## Task to carry out
The entries must be retyped exactly, down to the last line.

[Supplied data]

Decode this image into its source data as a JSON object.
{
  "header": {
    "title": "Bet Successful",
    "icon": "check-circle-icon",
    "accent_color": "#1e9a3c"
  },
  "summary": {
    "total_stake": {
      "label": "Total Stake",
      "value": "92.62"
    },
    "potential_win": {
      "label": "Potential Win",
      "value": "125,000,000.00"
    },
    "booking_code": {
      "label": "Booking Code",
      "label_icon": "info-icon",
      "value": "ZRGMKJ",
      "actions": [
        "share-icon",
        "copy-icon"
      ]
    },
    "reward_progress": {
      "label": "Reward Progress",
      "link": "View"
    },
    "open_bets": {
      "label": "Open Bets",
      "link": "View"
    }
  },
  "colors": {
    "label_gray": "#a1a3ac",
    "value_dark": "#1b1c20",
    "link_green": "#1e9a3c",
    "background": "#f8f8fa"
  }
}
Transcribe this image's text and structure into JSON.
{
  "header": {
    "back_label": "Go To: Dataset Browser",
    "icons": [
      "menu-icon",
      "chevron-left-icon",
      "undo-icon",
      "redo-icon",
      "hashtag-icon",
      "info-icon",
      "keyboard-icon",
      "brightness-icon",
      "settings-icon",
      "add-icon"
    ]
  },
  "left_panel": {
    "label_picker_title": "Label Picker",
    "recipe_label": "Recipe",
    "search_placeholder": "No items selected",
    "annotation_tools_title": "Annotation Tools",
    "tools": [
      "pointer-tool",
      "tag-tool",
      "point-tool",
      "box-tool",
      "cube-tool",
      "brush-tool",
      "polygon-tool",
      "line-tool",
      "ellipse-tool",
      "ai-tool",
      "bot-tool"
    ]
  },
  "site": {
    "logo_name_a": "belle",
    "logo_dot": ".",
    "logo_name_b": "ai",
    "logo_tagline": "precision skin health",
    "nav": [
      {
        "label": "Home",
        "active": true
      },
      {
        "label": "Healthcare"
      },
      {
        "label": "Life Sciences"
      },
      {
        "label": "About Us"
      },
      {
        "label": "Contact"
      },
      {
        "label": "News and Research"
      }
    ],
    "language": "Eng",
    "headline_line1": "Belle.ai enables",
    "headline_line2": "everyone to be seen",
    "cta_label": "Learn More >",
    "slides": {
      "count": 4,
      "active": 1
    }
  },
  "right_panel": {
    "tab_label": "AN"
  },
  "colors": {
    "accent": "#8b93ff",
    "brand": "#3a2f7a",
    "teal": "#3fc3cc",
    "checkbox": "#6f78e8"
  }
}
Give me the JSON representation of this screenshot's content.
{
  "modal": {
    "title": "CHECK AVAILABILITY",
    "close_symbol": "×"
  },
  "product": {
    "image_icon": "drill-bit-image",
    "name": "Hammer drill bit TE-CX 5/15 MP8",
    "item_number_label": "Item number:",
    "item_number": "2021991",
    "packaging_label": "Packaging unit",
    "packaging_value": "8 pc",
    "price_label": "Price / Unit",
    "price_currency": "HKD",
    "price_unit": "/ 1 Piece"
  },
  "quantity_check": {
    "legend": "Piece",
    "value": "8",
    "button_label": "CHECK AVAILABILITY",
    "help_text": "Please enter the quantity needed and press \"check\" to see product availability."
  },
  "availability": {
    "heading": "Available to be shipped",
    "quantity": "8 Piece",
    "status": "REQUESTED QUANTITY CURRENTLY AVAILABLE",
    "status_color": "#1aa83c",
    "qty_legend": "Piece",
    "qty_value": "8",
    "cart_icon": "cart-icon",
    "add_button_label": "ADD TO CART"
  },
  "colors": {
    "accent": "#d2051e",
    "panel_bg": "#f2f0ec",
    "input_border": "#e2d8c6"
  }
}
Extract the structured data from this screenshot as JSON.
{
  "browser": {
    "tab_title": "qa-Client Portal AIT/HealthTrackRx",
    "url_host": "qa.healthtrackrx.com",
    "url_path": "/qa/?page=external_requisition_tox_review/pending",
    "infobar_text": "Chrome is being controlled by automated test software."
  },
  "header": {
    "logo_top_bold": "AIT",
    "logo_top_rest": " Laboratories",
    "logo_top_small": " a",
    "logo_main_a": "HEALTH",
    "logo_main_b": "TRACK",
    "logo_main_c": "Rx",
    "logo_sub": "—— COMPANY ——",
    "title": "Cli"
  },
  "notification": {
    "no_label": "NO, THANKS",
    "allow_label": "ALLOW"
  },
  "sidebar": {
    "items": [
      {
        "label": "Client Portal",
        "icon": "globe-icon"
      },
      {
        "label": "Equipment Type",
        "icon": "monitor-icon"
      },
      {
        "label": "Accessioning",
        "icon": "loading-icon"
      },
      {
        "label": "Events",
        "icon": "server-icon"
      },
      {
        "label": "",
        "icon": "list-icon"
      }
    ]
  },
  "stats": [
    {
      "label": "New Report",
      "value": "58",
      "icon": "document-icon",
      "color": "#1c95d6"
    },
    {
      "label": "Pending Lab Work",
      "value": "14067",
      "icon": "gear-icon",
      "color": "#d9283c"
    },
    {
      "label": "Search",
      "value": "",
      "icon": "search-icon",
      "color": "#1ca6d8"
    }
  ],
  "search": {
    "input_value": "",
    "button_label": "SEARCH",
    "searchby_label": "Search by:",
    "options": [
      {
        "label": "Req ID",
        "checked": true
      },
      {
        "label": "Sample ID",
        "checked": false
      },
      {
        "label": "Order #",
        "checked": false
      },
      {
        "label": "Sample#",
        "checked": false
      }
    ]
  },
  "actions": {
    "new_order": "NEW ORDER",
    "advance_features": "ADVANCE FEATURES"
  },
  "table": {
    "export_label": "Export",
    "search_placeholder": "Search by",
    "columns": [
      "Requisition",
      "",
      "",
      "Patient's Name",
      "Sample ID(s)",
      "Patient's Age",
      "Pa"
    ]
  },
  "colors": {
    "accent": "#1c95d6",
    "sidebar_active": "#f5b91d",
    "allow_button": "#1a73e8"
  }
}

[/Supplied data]

## Result below
Decode this image into its source data as a JSON object.
{
  "header": {
    "title": "Bet Successful",
    "icon": "check-circle-icon",
    "accent_color": "#1e9a3c"
  },
  "summary": {
    "total_stake": {
      "label": "Total Stake",
      "value": "92.62"
    },
    "potential_win": {
      "label": "Potential Win",
      "value": "125,000,000.00"
    },
    "booking_code": {
      "label": "Booking Code",
      "label_icon": "info-icon",
      "value": "ZRGMKJ",
      "actions": [
        "share-icon",
        "copy-icon"
      ]
    },
    "reward_progress": {
      "label": "Reward Progress",
      "link": "View"
    },
    "open_bets": {
      "label": "Open Bets",
      "link": "View"
    }
  },
  "colors": {
    "label_gray": "#a1a3ac",
    "value_dark": "#1b1c20",
    "link_green": "#1e9a3c",
    "background": "#f8f8fa"
  }
}
Transcribe this image's text and structure into JSON.
{
  "header": {
    "back_label": "Go To: Dataset Browser",
    "icons": [
      "menu-icon",
      "chevron-left-icon",
      "undo-icon",
      "redo-icon",
      "hashtag-icon",
      "info-icon",
      "keyboard-icon",
      "brightness-icon",
      "settings-icon",
      "add-icon"
    ]
  },
  "left_panel": {
    "label_picker_title": "Label Picker",
    "recipe_label": "Recipe",
    "search_placeholder": "No items selected",
    "annotation_tools_title": "Annotation Tools",
    "tools": [
      "pointer-tool",
      "tag-tool",
      "point-tool",
      "box-tool",
      "cube-tool",
      "brush-tool",
      "polygon-tool",
      "line-tool",
      "ellipse-tool",
      "ai-tool",
      "bot-tool"
    ]
  },
  "site": {
    "logo_name_a": "belle",
    "logo_dot": ".",
    "logo_name_b": "ai",
    "logo_tagline": "precision skin health",
    "nav": [
      {
        "label": "Home",
        "active": true
      },
      {
        "label": "Healthcare"
      },
      {
        "label": "Life Sciences"
      },
      {
        "label": "About Us"
      },
      {
        "label": "Contact"
      },
      {
        "label": "News and Research"
      }
    ],
    "language": "Eng",
    "headline_line1": "Belle.ai enables",
    "headline_line2": "everyone to be seen",
    "cta_label": "Learn More >",
    "slides": {
      "count": 4,
      "active": 1
    }
  },
  "right_panel": {
    "tab_label": "AN"
  },
  "colors": {
    "accent": "#8b93ff",
    "brand": "#3a2f7a",
    "teal": "#3fc3cc",
    "checkbox": "#6f78e8"
  }
}
Give me the JSON representation of this screenshot's content.
{
  "modal": {
    "title": "CHECK AVAILABILITY",
    "close_symbol": "×"
  },
  "product": {
    "image_icon": "drill-bit-image",
    "name": "Hammer drill bit TE-CX 5/15 MP8",
    "item_number_label": "Item number:",
    "item_number": "2021991",
    "packaging_label": "Packaging unit",
    "packaging_value": "8 pc",
    "price_label": "Price / Unit",
    "price_currency": "HKD",
    "price_unit": "/ 1 Piece"
  },
  "quantity_check": {
    "legend": "Piece",
    "value": "8",
    "button_label": "CHECK AVAILABILITY",
    "help_text": "Please enter the quantity needed and press \"check\" to see product availability."
  },
  "availability": {
    "heading": "Available to be shipped",
    "quantity": "8 Piece",
    "status": "REQUESTED QUANTITY CURRENTLY AVAILABLE",
    "status_color": "#1aa83c",
    "qty_legend": "Piece",
    "qty_value": "8",
    "cart_icon": "cart-icon",
    "add_button_label": "ADD TO CART"
  },
  "colors": {
    "accent": "#d2051e",
    "panel_bg": "#f2f0ec",
    "input_border": "#e2d8c6"
  }
}
Extract the structured data from this screenshot as JSON.
{
  "browser": {
    "tab_title": "qa-Client Portal AIT/HealthTrackRx",
    "url_host": "qa.healthtrackrx.com",
    "url_path": "/qa/?page=external_requisition_tox_review/pending",
    "infobar_text": "Chrome is being controlled by automated test software."
  },
  "header": {
    "logo_top_bold": "AIT",
    "logo_top_rest": " Laboratories",
    "logo_top_small": " a",
    "logo_main_a": "HEALTH",
    "logo_main_b": "TRACK",
    "logo_main_c": "Rx",
    "logo_sub": "—— COMPANY ——",
    "title": "Cli"
  },
  "notification": {
    "no_label": "NO, THANKS",
    "allow_label": "ALLOW"
  },
  "sidebar": {
    "items": [
      {
        "label": "Client Portal",
        "icon": "globe-icon"
      },
      {
        "label": "Equipment Type",
        "icon": "monitor-icon"
      },
      {
        "label": "Accessioning",
        "icon": "loading-icon"
      },
      {
        "label": "Events",
        "icon": "server-icon"
      },
      {
        "label": "",
        "icon": "list-icon"
      }
    ]
  },
  "stats": [
    {
      "label": "New Report",
      "value": "58",
      "icon": "document-icon",
      "color": "#1c95d6"
    },
    {
      "label": "Pending Lab Work",
      "value": "14067",
      "icon": "gear-icon",
      "color": "#d9283c"
    },
    {
      "label": "Search",
      "value": "",
      "icon": "search-icon",
      "color": "#1ca6d8"
    }
  ],
  "search": {
    "input_value": "",
    "button_label": "SEARCH",
    "searchby_label": "Search by:",
    "options": [
      {
        "label": "Req ID",
        "checked": true
      },
      {
        "label": "Sample ID",
        "checked": false
      },
      {
        "label": "Order #",
        "checked": false
      },
      {
        "label": "Sample#",
        "checked": false
      }
    ]
  },
  "actions": {
    "new_order": "NEW ORDER",
    "advance_features": "ADVANCE FEATURES"
  },
  "table": {
    "export_label": "Export",
    "search_placeholder": "Search by",
    "columns": [
      "Requisition",
      "",
      "",
      "Patient's Name",
      "Sample ID(s)",
      "Patient's Age",
      "Pa"
    ]
  },
  "colors": {
    "accent": "#1c95d6",
    "sidebar_active": "#f5b91d",
    "allow_button": "#1a73e8"
  }
}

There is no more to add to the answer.